Of course my case could be called atypical. If only 1 in 15 men are diagnosed with prostate cancer, and if only 8% of those are found to have metastasized cancer, the average man’s chances of ending up with a cancer like mine are less than 1%. Even if we factor in my family history (my father and my oldest brother both had prostate cancer before I did), my chances rise to only 2 or 3%. But so far as I know, there are no statistics designed to measure the risks of indefinitely skipping the PSA test.

So here is my question for the task force and anyone else who claims that men over 70 should not be tested. Given the simplicity of the test, does the risk of anxiety sparked by a fallible alarm, and the cost and trouble of a CAT scan, MRI, or biopsy required to verify or falsify this alarm, really outweigh the risk of letting a cancer grow undetected for years on end until it invades the skeleton?

The task force says yes. But according to Dr. Ryan, of the Prostate Cancer Foundation, the number of men diagnosed with metastatic prostate cancer has ticked up since the task force first discredited the PSA test for men over 70 back in 2012. Also, along with several other major organizations devoted to medicine and health, the Cancer Treatment Centers of America is definitely recommending the test — not just for old guys like me but for middle-aged men like my own son Andrew (a fitness specialist in superb physical condition), starting in their early 40s.

My own experience tells me that it’s much better to know what’s going on down there than to live in ignorance for years on end — as I did.

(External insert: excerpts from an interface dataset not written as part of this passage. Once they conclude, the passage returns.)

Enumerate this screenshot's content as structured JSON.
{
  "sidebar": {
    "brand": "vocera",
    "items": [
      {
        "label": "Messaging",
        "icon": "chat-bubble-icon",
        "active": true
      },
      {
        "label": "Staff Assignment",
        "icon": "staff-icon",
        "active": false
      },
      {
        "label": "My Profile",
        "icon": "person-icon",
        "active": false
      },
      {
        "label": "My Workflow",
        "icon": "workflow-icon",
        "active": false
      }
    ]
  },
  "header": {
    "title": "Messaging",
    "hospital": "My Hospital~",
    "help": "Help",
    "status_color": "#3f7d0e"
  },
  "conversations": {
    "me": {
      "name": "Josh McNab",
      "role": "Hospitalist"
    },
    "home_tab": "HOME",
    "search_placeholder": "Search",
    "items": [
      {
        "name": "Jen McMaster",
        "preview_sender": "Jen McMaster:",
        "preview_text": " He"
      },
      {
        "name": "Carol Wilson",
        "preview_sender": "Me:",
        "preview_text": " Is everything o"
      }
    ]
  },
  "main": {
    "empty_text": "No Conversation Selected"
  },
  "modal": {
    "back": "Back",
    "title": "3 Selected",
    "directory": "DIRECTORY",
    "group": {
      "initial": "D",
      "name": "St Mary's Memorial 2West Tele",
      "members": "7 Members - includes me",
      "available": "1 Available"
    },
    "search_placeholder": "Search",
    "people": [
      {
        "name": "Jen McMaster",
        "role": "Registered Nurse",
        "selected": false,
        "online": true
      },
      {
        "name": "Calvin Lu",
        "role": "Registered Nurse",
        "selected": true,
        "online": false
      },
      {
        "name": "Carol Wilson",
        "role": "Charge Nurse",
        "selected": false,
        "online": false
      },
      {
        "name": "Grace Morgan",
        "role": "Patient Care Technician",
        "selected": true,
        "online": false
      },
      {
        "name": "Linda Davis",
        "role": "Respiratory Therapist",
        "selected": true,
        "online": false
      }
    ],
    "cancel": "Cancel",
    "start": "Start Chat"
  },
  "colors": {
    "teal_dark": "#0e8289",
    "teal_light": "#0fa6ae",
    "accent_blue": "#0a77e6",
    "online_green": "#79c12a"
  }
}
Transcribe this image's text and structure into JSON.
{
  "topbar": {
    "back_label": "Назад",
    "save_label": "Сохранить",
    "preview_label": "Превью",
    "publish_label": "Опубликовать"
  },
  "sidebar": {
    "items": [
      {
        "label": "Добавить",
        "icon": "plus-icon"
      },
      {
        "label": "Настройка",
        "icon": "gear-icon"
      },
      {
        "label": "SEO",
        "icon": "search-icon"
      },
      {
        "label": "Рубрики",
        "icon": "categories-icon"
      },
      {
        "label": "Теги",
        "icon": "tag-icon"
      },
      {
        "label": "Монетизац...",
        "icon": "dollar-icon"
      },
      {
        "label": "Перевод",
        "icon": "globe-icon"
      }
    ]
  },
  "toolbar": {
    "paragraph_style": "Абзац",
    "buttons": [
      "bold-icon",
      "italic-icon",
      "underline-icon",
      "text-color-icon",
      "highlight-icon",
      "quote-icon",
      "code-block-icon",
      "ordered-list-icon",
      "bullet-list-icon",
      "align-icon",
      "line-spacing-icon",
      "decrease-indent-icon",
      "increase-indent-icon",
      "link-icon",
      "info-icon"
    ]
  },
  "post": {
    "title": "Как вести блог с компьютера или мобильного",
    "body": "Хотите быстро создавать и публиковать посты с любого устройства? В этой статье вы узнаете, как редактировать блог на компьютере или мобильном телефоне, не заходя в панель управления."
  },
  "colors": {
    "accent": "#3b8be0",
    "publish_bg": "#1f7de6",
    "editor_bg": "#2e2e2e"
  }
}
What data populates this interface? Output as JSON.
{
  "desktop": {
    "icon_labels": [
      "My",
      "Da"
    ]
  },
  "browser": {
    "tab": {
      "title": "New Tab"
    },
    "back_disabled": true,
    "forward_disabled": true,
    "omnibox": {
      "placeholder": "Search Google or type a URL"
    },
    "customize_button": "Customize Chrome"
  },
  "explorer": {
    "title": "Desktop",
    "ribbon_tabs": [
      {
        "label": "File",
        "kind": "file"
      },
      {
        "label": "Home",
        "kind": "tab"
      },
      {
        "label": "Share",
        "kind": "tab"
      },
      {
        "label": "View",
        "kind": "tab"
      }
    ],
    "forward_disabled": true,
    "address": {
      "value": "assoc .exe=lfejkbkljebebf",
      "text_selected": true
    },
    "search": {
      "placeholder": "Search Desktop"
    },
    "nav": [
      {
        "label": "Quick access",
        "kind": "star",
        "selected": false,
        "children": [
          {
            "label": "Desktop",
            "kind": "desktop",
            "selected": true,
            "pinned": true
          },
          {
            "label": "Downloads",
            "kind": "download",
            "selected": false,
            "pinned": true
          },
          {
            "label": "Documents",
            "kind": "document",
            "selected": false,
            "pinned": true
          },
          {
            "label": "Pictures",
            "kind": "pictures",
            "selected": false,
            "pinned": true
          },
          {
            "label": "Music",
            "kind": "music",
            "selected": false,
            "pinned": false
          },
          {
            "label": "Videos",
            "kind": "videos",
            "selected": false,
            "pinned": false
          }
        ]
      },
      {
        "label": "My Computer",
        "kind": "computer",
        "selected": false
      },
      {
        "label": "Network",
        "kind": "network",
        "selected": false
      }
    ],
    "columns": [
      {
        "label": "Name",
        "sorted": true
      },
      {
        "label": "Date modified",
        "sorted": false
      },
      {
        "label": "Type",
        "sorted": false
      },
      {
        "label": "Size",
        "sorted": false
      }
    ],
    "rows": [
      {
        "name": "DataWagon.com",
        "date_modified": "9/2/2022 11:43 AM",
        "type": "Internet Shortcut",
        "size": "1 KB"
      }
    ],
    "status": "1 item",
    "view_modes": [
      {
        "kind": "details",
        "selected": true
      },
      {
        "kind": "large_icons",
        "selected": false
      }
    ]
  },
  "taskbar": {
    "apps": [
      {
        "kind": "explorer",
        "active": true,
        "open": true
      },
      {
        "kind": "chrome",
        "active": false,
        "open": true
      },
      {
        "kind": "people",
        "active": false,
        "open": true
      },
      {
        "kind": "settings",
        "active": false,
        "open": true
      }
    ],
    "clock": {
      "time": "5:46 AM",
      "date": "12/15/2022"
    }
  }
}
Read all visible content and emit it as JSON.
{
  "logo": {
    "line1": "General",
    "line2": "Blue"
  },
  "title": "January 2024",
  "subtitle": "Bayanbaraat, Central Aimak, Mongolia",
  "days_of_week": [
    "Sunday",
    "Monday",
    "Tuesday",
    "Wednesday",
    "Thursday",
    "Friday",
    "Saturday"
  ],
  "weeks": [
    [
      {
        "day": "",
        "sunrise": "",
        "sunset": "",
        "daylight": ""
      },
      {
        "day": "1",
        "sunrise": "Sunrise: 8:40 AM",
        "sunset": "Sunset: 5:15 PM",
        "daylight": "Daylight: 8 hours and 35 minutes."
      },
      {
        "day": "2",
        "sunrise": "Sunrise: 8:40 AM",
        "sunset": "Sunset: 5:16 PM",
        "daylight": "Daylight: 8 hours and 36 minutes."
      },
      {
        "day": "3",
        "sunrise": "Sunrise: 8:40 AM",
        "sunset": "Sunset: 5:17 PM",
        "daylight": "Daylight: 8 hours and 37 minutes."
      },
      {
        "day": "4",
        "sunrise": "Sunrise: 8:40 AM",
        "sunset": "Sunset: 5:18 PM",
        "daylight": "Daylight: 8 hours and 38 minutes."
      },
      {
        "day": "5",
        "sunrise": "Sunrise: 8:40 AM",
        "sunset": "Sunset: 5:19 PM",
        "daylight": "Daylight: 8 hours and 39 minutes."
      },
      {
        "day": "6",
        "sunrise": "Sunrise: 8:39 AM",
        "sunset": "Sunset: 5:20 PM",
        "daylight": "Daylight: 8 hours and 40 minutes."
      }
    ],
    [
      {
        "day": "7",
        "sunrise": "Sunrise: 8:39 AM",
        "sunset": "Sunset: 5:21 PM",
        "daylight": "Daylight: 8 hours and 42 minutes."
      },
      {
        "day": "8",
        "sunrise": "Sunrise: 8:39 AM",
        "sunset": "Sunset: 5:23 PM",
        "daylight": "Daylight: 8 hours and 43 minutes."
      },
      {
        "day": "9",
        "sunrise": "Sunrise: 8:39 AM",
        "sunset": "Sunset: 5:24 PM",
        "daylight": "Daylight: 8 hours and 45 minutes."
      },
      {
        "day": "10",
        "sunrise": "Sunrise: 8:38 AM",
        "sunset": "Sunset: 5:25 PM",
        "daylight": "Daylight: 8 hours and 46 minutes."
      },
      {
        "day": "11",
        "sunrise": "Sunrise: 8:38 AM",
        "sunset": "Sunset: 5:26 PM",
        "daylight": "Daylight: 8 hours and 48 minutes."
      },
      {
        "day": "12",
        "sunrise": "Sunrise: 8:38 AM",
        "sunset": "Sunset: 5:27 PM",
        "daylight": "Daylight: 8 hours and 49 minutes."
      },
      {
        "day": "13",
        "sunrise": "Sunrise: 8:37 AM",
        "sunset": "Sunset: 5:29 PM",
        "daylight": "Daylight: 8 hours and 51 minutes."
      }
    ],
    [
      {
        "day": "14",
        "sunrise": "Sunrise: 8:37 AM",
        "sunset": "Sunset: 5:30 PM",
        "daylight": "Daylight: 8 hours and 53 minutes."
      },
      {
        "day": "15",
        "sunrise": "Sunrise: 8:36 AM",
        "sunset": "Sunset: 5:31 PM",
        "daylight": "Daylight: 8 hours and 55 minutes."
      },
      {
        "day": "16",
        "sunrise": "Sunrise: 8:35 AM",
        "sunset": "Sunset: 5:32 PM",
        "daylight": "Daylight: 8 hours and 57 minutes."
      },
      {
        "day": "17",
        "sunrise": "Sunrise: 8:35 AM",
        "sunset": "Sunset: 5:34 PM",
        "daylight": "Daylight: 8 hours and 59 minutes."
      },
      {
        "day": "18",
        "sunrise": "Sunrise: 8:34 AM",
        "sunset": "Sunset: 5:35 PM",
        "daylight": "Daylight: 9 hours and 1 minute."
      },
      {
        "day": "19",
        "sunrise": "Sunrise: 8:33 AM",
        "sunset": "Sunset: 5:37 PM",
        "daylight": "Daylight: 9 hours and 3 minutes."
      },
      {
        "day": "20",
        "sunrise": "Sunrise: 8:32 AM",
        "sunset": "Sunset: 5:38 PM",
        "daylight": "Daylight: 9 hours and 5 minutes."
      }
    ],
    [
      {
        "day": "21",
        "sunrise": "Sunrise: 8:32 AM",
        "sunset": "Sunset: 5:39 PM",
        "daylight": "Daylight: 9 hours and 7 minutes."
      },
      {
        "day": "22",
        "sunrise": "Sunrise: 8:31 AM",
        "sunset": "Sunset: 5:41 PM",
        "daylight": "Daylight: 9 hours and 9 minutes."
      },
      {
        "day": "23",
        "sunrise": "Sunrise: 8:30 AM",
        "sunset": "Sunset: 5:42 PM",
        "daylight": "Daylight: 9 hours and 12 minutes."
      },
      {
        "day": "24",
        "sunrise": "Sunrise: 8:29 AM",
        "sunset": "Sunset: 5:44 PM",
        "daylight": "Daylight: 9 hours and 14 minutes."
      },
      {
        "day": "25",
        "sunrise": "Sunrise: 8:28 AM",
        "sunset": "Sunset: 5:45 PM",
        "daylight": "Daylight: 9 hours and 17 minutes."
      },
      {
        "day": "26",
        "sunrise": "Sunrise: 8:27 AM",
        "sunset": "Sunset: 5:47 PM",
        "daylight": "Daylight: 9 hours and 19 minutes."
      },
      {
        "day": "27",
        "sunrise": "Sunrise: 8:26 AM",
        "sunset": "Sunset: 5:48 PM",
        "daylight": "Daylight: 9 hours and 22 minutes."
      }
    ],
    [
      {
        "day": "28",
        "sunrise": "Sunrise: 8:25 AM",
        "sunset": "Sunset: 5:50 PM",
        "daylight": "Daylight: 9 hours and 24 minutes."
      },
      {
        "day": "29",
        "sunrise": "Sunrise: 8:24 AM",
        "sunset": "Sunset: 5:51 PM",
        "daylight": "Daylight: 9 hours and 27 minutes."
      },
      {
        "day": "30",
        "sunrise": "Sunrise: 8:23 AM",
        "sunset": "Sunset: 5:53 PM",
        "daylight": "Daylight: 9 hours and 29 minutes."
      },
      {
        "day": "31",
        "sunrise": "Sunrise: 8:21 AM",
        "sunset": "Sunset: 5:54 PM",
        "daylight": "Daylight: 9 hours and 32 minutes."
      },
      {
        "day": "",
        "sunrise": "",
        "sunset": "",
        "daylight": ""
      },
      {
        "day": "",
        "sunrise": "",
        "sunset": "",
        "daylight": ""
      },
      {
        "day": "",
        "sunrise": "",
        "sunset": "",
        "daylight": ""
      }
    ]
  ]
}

James Heffernan is an emeritus professor of English at Dartmouth College. He lives in Hanover. His latest book is Politics and Literature at the Dawn of World War II (Bloomsbury Academic).